So goes the title track from Plum, Widowspeak’s forthcoming fifth album. The line serves as an apt analogy for the record itself: the self-aware sweetness that the band employs to deliver the seed of a harder, sharper idea. Singer Molly Hamilton coats wry observations in a voice as honeyed as the sun-ripened fruit, and Widowspeak have always made a bitter pill much easier to swallow. From its opening strum, there’s a palpable warmth and familiarity to the music even as it hints at darker truths below the surface, questions about inherent worth. What value and meaning do we assign ourselves, our time, and how do we spend it?

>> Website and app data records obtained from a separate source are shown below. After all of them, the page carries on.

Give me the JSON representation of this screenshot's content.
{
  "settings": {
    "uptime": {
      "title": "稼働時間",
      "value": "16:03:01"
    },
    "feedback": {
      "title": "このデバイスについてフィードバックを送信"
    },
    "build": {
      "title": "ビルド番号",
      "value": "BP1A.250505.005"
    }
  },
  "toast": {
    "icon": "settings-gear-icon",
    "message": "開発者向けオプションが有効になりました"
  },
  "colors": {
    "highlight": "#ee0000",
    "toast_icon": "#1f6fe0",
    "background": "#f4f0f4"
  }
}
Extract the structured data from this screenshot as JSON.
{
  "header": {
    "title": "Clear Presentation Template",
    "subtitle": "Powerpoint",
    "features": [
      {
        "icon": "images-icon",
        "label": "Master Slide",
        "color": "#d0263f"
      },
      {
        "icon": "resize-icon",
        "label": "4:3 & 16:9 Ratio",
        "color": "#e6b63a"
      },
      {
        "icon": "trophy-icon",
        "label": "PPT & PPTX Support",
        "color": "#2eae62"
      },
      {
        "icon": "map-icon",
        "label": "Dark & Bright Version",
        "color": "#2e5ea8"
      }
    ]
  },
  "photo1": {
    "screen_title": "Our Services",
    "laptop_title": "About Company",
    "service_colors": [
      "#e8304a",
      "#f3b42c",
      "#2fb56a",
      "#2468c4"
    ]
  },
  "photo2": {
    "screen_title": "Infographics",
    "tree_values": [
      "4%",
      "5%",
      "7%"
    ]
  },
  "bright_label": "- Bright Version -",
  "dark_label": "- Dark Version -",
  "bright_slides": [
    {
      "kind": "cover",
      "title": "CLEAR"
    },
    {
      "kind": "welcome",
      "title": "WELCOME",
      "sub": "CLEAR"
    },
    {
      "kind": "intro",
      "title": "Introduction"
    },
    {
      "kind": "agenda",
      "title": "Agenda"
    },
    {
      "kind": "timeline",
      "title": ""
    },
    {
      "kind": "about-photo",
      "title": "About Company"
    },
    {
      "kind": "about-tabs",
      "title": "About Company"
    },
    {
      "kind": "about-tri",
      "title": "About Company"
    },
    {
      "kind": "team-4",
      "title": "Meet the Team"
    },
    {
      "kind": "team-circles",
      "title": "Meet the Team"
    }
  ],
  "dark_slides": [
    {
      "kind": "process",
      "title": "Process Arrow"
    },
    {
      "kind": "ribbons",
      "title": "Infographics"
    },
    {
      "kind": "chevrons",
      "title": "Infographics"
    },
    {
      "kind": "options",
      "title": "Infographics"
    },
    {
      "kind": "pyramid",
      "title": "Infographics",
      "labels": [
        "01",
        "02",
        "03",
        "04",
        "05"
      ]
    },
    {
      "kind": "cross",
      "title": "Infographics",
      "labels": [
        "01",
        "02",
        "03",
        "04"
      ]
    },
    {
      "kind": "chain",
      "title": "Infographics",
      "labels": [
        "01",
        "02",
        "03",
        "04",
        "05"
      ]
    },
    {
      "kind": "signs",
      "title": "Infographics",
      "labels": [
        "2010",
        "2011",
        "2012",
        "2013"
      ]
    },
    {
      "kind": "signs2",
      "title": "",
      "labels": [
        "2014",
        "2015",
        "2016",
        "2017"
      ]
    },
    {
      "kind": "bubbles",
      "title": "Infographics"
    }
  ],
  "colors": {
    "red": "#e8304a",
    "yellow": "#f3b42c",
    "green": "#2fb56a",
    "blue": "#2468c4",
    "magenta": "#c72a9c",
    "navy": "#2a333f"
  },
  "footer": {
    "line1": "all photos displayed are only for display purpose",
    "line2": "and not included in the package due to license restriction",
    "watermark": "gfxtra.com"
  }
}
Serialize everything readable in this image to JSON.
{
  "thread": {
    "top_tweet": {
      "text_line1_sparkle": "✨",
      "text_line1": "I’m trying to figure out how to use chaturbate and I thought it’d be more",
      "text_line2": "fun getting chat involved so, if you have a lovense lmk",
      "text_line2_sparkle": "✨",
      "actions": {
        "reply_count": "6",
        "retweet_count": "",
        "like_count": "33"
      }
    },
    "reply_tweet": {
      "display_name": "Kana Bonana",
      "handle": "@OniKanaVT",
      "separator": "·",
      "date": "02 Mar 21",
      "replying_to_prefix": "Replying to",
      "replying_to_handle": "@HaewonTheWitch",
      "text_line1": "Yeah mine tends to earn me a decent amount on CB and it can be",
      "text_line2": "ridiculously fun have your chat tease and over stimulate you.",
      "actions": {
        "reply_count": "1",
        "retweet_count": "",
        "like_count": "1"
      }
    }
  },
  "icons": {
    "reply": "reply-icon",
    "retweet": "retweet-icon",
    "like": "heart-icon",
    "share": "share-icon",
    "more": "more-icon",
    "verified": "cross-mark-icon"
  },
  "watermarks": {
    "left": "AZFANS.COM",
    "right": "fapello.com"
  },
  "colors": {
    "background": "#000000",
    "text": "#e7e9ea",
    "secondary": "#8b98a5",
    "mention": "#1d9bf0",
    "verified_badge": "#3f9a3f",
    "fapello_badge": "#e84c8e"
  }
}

Plum is an album that navigates the spaces between the lesser emotions of modern life. From the creeping dread that “things are getting worse” to the resigned but sanguine recognition that “no one is old, nothing is young,” Hamilton’s lyrics speak to the unique turmoil of anyone who creates as their work, who must somehow survive off such “fruits of their labor.” With its release, Widowspeak have brought something into the world that seems to know its own worth, even as it wonders aloud about what is to come. Like the wabi-sabi tenant that lead to the song that became the album, all things are devolving to, or evolving from, nothingness.
“You’re a peach and I’m a plum.”